*** Opening of INPUT DATA ***

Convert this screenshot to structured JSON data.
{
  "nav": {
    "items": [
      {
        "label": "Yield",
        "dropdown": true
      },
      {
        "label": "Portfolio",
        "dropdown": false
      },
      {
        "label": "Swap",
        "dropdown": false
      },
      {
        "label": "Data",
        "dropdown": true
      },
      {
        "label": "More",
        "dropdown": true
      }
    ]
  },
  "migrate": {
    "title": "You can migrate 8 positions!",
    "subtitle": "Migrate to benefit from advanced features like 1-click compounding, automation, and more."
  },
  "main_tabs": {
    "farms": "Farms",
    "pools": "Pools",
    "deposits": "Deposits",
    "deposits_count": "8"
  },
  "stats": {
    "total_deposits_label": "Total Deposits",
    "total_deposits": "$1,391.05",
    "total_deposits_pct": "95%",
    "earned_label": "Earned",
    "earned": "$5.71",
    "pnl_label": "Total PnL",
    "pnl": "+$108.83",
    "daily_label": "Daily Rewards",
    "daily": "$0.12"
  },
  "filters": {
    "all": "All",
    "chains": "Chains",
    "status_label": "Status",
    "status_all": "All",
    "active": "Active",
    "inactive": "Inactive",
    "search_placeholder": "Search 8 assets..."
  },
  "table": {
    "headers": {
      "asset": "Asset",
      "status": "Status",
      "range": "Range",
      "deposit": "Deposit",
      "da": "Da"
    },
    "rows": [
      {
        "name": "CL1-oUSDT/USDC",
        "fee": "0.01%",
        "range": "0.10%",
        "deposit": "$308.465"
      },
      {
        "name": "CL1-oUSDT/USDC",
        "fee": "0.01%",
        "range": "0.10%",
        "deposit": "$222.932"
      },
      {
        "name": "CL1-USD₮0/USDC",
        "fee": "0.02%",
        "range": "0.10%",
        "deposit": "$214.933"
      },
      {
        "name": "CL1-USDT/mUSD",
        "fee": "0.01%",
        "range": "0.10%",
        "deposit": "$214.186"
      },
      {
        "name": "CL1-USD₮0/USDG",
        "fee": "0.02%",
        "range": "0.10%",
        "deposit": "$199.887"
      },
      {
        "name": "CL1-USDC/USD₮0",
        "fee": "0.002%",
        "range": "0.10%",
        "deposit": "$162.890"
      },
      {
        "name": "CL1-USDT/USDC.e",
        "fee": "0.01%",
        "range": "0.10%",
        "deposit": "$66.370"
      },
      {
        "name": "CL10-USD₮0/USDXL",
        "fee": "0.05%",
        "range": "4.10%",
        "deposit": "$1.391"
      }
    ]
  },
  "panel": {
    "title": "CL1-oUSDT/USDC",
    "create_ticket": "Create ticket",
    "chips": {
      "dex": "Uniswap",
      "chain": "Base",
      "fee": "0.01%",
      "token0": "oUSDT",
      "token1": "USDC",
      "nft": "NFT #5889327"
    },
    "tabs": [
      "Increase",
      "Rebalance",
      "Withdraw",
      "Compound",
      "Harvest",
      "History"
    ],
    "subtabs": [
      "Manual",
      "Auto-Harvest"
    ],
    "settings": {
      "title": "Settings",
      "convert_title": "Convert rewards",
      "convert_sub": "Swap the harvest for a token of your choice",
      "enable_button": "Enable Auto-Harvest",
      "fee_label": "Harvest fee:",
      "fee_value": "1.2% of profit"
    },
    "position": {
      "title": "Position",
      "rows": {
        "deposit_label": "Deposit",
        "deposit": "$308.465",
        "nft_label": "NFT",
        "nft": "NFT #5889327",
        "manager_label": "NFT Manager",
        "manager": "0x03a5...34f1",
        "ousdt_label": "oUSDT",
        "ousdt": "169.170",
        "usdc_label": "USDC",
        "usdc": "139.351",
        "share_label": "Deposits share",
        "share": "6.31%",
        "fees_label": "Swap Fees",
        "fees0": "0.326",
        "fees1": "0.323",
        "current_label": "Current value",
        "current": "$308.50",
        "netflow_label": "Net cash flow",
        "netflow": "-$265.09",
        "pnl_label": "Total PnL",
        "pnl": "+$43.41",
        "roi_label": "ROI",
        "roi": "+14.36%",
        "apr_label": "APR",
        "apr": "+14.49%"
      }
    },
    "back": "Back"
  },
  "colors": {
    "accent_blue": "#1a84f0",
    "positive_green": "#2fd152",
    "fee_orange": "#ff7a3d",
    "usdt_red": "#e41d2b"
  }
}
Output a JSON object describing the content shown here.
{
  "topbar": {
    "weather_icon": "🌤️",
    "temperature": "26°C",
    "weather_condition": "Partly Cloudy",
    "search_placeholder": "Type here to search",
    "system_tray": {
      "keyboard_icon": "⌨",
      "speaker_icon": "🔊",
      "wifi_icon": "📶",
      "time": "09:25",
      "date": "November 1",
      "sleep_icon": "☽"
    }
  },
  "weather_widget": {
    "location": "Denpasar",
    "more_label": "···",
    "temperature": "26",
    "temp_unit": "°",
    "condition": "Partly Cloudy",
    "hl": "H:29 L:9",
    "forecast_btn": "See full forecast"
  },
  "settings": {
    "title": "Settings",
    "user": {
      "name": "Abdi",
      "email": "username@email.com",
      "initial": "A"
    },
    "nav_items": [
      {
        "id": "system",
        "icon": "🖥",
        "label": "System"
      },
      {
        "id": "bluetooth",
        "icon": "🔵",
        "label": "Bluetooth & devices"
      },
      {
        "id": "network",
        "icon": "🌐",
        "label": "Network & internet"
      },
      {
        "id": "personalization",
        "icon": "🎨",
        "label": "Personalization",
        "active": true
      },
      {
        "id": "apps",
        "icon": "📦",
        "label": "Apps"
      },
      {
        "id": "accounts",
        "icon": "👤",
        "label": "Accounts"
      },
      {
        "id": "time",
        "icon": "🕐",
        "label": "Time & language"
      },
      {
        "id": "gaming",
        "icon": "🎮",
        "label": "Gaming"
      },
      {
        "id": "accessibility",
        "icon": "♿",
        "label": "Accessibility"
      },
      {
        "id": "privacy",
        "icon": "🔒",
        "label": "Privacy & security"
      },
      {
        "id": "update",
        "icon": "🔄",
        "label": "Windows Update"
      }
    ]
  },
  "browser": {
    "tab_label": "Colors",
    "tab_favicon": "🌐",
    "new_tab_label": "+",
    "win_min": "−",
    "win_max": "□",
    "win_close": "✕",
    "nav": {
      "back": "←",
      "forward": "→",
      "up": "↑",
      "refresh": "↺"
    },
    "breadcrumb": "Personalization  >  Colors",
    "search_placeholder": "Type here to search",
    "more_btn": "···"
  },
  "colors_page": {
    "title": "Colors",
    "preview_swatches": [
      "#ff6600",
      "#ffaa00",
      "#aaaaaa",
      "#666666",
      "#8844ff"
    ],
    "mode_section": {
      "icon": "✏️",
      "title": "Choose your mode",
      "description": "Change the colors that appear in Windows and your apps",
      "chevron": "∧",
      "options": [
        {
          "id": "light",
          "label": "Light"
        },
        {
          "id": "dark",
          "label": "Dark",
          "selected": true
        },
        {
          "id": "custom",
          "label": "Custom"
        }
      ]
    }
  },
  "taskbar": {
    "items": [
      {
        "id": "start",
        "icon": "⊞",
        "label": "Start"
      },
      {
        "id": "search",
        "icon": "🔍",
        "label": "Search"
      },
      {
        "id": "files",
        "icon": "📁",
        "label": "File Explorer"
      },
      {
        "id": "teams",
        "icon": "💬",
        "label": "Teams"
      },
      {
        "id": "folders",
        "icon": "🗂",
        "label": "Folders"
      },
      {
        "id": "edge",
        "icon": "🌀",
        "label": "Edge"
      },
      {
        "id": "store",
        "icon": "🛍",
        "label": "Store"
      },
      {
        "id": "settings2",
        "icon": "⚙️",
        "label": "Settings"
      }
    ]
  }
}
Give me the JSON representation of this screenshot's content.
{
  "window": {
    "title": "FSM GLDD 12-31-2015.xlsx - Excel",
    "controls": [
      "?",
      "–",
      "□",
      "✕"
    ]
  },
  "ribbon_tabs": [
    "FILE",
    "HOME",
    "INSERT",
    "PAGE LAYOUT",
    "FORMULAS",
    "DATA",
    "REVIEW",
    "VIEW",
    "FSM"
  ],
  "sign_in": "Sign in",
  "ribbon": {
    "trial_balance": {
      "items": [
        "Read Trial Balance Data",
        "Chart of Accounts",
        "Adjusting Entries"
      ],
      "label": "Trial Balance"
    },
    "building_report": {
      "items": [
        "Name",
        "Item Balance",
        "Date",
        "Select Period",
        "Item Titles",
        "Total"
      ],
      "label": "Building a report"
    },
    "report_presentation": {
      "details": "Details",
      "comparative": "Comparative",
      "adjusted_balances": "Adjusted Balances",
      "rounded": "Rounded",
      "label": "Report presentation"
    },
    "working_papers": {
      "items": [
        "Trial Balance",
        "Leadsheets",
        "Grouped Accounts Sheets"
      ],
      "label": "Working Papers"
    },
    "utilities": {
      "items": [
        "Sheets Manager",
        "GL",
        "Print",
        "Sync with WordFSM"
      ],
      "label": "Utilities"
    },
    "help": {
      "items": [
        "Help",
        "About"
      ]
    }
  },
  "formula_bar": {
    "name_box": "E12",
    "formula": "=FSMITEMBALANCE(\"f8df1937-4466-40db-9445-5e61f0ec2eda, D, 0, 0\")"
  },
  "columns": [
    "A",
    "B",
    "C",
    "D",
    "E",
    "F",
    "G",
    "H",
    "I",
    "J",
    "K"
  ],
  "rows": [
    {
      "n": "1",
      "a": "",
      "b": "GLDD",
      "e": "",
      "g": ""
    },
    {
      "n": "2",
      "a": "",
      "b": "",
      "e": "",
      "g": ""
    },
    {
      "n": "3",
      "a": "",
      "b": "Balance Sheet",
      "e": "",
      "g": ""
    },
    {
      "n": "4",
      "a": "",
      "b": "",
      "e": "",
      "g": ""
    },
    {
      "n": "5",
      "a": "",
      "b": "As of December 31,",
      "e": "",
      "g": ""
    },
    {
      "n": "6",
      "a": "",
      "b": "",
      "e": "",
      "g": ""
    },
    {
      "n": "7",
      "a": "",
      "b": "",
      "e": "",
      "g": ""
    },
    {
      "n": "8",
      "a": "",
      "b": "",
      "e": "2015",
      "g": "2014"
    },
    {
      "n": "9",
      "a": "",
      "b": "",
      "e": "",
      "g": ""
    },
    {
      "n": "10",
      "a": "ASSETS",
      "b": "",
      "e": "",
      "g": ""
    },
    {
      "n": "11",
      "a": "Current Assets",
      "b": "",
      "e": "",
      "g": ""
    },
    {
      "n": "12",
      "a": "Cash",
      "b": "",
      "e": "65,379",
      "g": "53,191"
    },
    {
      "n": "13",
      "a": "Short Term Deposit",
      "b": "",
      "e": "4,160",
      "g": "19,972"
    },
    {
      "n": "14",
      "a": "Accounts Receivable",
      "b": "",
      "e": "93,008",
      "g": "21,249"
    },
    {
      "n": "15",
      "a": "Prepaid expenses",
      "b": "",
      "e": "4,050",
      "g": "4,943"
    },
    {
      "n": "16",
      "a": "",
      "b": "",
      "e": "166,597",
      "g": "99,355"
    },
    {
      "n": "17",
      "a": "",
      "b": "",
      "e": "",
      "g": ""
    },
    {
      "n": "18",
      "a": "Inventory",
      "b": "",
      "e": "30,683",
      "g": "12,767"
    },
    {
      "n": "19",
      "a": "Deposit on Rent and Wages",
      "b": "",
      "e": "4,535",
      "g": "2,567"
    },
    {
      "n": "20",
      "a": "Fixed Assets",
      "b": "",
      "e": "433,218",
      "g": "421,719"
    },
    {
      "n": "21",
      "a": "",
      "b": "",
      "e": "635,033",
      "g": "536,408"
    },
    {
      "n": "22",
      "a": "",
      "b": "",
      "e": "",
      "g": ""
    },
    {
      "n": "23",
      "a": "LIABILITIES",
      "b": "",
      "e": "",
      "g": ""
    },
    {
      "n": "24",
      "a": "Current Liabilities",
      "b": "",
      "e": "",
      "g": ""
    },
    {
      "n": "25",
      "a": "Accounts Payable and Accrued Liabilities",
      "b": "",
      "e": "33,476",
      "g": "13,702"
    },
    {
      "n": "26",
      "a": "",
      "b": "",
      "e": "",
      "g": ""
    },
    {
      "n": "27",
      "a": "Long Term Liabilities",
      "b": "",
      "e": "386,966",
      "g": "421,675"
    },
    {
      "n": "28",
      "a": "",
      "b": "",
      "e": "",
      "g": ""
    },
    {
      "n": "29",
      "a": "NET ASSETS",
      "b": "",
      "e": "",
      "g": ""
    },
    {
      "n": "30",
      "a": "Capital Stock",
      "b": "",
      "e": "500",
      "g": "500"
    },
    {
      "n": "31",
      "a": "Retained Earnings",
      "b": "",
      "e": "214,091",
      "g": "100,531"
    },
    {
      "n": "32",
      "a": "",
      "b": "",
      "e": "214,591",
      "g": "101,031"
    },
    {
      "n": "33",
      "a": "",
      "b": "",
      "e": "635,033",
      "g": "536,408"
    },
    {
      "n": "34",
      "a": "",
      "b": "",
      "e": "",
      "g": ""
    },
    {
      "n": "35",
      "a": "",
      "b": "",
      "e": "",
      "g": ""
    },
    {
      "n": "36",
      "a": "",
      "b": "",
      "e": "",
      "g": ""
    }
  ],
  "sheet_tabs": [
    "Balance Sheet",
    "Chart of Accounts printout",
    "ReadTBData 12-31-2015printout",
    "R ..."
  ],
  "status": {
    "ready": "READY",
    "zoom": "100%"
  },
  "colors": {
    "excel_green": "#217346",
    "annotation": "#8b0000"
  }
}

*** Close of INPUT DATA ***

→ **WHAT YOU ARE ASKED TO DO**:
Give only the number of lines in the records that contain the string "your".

→ **REPLY TO THE TASK**:
3